What is the relationship between our diet, gut microbiome, and depression?
Our diet influences the gut microbiome, which consists of trillions of bacteria in the intestinal tract. This microbiome has a significant impact on our mood and mindset. Recent studies have shown that certain types of bacteria can increase or decrease in individuals with depressive symptoms, emphasizing the saying, "You are what you eat."
How has the gut-brain axis been viewed historically?
The gastrointestinal system's connection to the brain has been a topic of interest for centuries. In the early 1800s, "gastric derangement" was believed to be the root of all mental disorders. Recent research has reignited interest in this connection, highlighting the role of the microbiota in our intestinal tract on our memory, mood, and cognitive skills.
Are there specific bacteria linked to depressive symptoms?
Recent large-scale studies have identified 16 types of bacteria as "important predictors" of depressive symptoms. For instance, a decrease in Eubacterium ventriosum has been observed in individuals with depression. This same decrease has also been noted in cases of traumatic brain injury and obesity, both of which have links to depression.
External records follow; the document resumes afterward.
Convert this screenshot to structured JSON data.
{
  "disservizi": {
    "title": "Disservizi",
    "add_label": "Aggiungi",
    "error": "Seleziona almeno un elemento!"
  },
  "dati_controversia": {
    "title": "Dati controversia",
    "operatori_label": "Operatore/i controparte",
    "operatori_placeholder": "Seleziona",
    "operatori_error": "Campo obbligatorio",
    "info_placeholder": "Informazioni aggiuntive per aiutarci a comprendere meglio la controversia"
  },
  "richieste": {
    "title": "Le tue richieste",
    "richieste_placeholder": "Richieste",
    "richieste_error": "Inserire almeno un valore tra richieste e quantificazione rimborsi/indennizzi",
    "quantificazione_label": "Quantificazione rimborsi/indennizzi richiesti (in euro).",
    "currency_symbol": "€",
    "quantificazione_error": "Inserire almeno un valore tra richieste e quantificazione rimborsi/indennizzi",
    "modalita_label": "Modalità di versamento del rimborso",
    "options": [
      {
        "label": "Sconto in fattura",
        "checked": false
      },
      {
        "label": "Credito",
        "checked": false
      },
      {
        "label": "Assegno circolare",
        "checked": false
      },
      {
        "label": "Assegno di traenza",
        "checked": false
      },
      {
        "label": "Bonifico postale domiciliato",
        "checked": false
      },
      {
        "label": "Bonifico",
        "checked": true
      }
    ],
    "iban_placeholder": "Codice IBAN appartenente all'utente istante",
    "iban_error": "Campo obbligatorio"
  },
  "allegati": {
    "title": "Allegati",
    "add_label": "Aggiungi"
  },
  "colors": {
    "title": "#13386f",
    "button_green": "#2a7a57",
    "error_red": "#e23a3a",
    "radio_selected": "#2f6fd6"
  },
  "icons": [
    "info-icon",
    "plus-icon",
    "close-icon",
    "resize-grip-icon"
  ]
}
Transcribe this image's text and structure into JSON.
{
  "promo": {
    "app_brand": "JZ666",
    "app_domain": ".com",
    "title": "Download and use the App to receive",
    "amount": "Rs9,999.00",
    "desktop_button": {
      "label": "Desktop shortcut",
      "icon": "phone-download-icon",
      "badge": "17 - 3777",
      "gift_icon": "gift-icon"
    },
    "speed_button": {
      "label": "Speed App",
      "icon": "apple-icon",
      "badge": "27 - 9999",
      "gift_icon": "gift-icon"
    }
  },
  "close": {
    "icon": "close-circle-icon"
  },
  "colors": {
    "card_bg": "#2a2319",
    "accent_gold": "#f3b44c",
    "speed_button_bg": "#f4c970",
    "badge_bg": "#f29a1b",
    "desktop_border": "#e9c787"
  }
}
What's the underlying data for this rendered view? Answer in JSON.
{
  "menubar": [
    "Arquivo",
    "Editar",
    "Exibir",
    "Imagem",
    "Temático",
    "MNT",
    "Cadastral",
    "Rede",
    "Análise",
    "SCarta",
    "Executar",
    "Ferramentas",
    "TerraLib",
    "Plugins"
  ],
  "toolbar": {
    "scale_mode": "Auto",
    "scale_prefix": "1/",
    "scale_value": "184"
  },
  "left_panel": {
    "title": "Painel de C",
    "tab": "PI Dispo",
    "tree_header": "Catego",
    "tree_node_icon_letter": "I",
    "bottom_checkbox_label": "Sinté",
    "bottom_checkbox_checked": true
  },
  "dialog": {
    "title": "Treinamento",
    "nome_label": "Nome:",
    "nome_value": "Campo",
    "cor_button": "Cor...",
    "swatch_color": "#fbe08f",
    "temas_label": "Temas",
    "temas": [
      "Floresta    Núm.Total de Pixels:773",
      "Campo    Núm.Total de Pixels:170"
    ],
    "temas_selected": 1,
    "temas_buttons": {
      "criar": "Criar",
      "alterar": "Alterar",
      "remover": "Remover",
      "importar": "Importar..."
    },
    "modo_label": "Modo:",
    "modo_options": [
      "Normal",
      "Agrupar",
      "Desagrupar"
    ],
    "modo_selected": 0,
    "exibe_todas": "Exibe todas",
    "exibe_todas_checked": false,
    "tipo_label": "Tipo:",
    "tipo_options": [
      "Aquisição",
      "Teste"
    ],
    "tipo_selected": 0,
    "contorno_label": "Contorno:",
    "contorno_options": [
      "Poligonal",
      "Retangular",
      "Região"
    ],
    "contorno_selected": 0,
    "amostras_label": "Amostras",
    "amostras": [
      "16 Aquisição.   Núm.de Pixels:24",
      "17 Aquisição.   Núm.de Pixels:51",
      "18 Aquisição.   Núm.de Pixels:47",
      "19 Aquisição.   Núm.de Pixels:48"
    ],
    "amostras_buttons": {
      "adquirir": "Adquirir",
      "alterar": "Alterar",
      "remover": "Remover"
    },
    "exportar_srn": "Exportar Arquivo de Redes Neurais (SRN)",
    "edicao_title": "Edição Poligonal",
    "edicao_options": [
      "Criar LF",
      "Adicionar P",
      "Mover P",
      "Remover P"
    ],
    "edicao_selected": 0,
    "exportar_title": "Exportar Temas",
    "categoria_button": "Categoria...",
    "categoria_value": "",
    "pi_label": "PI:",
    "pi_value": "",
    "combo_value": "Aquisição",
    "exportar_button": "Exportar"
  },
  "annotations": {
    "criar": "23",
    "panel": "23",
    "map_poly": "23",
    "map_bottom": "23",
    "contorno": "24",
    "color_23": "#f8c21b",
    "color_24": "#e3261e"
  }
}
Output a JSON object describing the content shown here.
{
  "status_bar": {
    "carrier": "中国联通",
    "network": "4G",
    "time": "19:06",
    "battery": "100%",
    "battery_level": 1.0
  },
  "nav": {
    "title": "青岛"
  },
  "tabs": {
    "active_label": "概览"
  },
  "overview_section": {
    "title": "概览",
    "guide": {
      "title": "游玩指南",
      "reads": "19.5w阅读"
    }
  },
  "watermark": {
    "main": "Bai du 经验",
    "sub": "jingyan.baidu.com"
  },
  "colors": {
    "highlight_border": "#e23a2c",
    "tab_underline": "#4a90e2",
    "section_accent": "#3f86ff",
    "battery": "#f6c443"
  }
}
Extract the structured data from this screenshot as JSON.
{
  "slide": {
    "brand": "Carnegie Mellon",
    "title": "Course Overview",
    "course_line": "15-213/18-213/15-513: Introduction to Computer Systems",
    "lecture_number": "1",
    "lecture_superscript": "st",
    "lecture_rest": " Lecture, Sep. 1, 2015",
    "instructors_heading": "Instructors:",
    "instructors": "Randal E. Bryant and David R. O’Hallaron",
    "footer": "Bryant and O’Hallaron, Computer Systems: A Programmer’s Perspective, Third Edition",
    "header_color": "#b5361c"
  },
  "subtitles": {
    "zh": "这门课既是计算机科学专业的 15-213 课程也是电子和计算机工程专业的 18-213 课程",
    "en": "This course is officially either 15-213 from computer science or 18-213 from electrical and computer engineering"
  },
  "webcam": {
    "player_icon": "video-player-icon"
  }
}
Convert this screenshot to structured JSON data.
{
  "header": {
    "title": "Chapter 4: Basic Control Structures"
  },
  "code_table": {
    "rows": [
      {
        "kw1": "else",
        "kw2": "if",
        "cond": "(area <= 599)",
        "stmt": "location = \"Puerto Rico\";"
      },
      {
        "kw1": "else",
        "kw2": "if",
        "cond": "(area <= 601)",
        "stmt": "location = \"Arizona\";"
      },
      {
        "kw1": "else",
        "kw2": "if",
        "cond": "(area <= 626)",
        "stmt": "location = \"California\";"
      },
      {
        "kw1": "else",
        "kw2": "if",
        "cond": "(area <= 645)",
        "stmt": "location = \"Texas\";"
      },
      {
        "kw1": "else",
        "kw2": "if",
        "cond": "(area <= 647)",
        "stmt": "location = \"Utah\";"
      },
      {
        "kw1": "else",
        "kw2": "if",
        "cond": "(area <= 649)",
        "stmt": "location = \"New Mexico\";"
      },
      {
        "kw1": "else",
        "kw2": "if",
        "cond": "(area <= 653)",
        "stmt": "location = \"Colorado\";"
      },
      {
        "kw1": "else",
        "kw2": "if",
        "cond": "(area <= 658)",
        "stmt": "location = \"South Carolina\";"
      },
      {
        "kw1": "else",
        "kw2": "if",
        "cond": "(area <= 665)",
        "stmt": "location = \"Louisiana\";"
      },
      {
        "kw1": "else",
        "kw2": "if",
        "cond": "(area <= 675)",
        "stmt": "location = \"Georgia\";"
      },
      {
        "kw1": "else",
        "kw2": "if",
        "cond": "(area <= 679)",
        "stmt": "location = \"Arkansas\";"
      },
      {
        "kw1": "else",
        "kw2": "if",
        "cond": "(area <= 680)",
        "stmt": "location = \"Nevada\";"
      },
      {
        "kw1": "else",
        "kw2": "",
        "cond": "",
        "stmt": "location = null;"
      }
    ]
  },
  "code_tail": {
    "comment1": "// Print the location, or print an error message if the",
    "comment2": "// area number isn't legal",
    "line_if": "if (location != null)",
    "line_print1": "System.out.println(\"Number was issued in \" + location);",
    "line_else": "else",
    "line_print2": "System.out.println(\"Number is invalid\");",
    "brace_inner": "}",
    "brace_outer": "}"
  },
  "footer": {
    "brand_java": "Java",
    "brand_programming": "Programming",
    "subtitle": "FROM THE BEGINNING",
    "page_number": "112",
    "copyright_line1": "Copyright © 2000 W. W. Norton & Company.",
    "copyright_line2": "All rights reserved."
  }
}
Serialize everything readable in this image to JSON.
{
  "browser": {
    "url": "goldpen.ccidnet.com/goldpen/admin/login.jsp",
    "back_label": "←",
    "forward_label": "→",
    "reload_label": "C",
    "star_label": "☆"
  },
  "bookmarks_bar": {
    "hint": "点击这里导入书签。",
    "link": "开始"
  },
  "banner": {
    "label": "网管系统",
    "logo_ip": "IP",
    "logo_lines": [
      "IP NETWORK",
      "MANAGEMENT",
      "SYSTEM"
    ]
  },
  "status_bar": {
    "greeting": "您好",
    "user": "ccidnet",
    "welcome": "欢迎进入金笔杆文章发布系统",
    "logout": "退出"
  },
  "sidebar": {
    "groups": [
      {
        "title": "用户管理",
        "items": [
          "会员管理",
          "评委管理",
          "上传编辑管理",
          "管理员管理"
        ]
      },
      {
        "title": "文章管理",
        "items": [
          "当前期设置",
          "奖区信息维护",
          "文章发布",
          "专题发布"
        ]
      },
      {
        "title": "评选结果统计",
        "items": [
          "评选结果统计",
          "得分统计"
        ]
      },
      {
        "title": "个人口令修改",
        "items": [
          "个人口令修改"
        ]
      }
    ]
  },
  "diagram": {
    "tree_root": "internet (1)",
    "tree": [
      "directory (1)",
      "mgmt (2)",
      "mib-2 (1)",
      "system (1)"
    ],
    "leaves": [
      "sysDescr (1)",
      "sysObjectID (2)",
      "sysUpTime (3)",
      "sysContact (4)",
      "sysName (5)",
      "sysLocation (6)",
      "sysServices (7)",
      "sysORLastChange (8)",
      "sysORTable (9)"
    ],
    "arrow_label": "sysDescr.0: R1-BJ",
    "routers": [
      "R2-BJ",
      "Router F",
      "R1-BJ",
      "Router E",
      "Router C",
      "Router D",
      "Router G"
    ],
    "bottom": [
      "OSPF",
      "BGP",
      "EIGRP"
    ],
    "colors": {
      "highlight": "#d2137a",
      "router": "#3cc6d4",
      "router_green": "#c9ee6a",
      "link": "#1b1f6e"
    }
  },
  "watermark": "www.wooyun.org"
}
Does the gut flora cause depression?
The exact causation is still under investigation. However, evidence suggests that an abundance of certain bacteria, like Eggerthella, in depressed individuals might trigger depressive symptoms. It's believed that a combination of genetics, life experiences, and environment plays a role in this connection.
How can changing one's diet impact mood and depression?
Diet plays a pivotal role in maintaining a healthy gut microbiome. For example, not consuming enough fiber can lead to a decrease in butyrate-producing bacteria, resulting in stress, inflammation, and potentially depressive symptoms. A balanced diet rich in fruits and vegetables can promote a healthy gut, positively influencing mood.
Are there potential alternatives to antidepressants in treating depression related to gut health?
Research is exploring the use of probiotics as a potential alternative to antidepressants. As our understanding of how bacteria communicate with the brain grows, there's hope that probiotics could become a more precise science in preventing and treating depression.
- A study published in the journal Scientific Reports found that the presence of Morganella bacteria in the gut was associated with depressive symptoms in women.
- A review published in the journal Clinics and Practice discussed the importance of the gut-brain axis in mental well-being, highlighting the role of the gut microbiota in regulating brain function and behavior.
- A study published in the journal Nutrients investigated the effects of dietary habits on gut microbiota composition and mental well-being, showing that a healthy diet rich in fiber, fruits, and vegetables can promote a diverse and beneficial gut microbiota and improve mental health.
- A review published in the journal Nutrients summarized the evidence on the effectiveness of probiotics and prebiotics in improving mental health, showing that they can reduce symptoms of anxiety and depression and improve cognitive function.
- A study published in the journal Trends in Neurosciences discussed the potential of using customized probiotics or other gut health-focused approaches for the treatment of depression and other mental disorders, highlighting the need for personalized and targeted interventions.